The past year or so has caused a great deal of introspection between increased isolation and the constant reminder of death's ever-looming presence. In return, it has driven millions of people to a single epiphany: they want more meaningful work as a way to have more meaning in their lives. When faced with the reality of our own mortality, it's no longer enough to work for a paycheck and live for the weekend. 

As fatigue increases and purposes decreases, many are left tendering their resignation. So much so, we now know it as the 'Great Resignation,' though perhaps better put--the 'Great Reshuffle.' In fact, the roots of the Great Resignation date back a decade, and yet despite such time, there's still one thing no one is doing that will keep staff sticking around for years--even decades to come. 

It's so radically counterintuitive that it sounds downright stupid: work more. 

Now you might be thinking the too good to be true concept is simply insane, but let me explain why it works. In doing so, you can understand how to make it work for your business.

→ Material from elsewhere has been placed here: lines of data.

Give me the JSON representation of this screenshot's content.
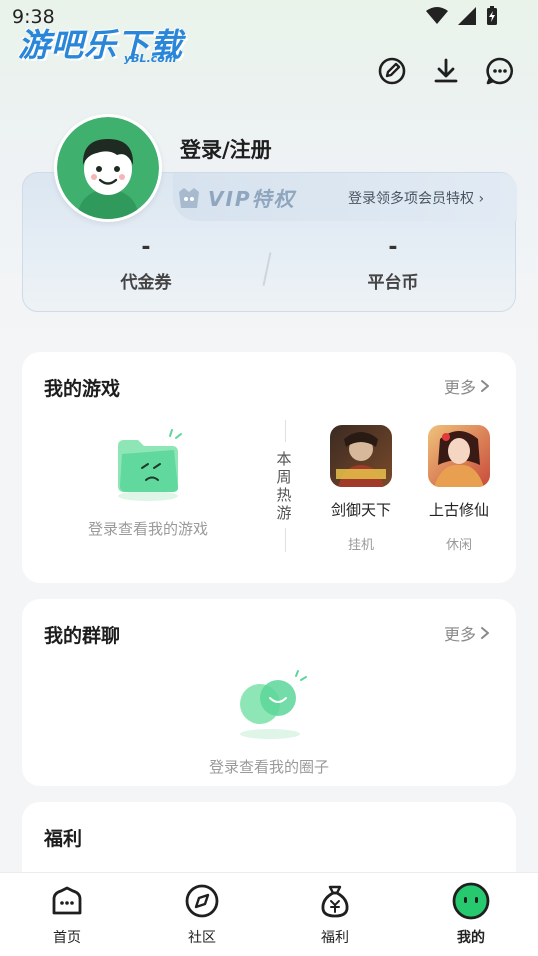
{
  "status_bar": {
    "time": "9:38"
  },
  "watermark": {
    "text": "游吧乐下载",
    "sub": "yBL.com"
  },
  "profile": {
    "login_label": "登录/注册",
    "vip_badge": "VIP特权",
    "vip_tip": "登录领多项会员特权 ›",
    "stats": [
      {
        "value": "-",
        "label": "代金券"
      },
      {
        "value": "-",
        "label": "平台币"
      }
    ]
  },
  "my_games": {
    "title": "我的游戏",
    "more": "更多",
    "empty_text": "登录查看我的游戏",
    "weekly_label": "本周热游",
    "games": [
      {
        "name": "剑御天下",
        "tag": "挂机"
      },
      {
        "name": "上古修仙",
        "tag": "休闲"
      }
    ]
  },
  "my_groups": {
    "title": "我的群聊",
    "more": "更多",
    "empty_text": "登录查看我的圈子"
  },
  "welfare": {
    "title": "福利"
  },
  "tabbar": {
    "items": [
      {
        "label": "首页",
        "icon": "home-icon"
      },
      {
        "label": "社区",
        "icon": "compass-icon"
      },
      {
        "label": "福利",
        "icon": "money-bag-icon"
      },
      {
        "label": "我的",
        "icon": "mascot-icon",
        "active": true
      }
    ]
  },
  "colors": {
    "accent_green": "#27c96e",
    "vip_text": "#8fa6bf"
  }
}
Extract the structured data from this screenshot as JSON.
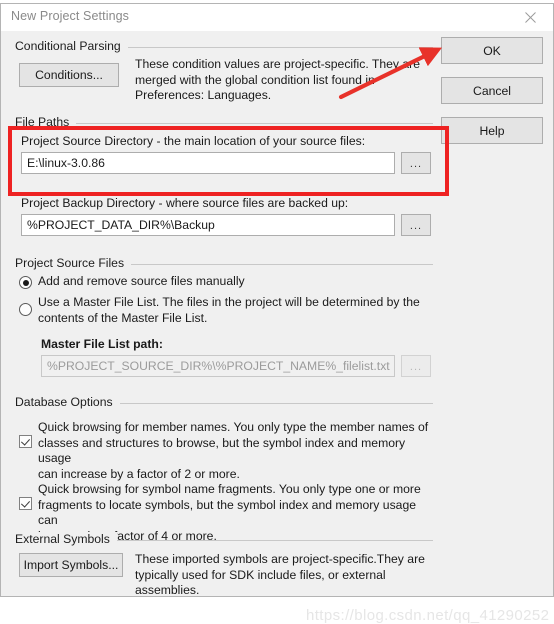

All Employees Provide Value--But Not All See Their Purpose 

I'll say it again: The most effective strategy to retain staff is getting them to work more. But, more specifically, work more closely to the company's stakeholders. In doing so, staff will get closer to the customers and clients that their employer impacts. In return, they will not only see the value of their role in relation to others but see that they do in fact have a purpose. And as unrealistic as it might sound to get staff who want to quit to work more, it's surprisingly simple.

To help paint a picture, here are a few examples of how its done across different industries: 

  • The marketing agency that mentors new founders through their state's SBA. 

  • The mattress brand that gives returned products to those in need. 

  • The fintech startup that offers a free personal course at their local community center. 

In fact, according to the director of the Great Good Science Center at UC Berkley, Dr. Simon-Thomas, purpose is one of the four keys to happiness at work, and the best way to find purpose is through work that shows staff the impact their role has on others. And not surprisingly, the connection between increased happiness and volunteer work has been widely studied, all with the same conclusion: volunteering makes us happy. So much so it has been proven to increase dopamine and serotonin levels in the brain, and even make you live longer.

But the problem is that most people are already don't have enough hours in the day, so volunteer work is largely unrealistic. But purpose doesn't have to be derived from altruistic endeavors. Purpose can be found within our work and the value it provides. Yet, people are more disconnected that ever at work.

Division of Labor Disconnects the World 

In pursuit of expertise, roles have become increasingly focused, and with that isolated. With more separation and isolation, it's easy for staff to become disconnected from the why behind what they do, and those who they impact. And with that, they are easily less satisfied. 

For example, there was a time when the chef once served patrons their food. As restaurants grew, waitstaff became a necessity as chefs became too busy in the kitchen. But chefs were still not hidden behind closed doors but cooking in front of patrons. Now, with continued growth, cooks are often tucked away to the point that many restaurants are designed so that there's even a separation between kitchen staff and waitstaff. 

Now, instead of a chef interacting with customers and hearing their largely positive feedback, chefs now largely only hear from servers when a customer has a problem with the food. Not surprisingly, this would lead to far less job satisfaction. 

Bringing Your Employees Closer to Their 'Why'

Every business is offering customers something--it wouldn't be in business otherwise. Employers can--and should--set the stage to better help staff connect with customers and see the impact of what they do. Because companies looking to retain staff during the Great Resignation need to give employees what they're seeking: purpose. Not simply more money or benefits, but purpose, which increases workplace satisfaction and overall happiness. 

It's not just a win-win because it will help you decrease turnover. But because as your staff get more connected to your customers to the "why" behind what they do, your customers will get more connected to your business and the "why" behind what it does.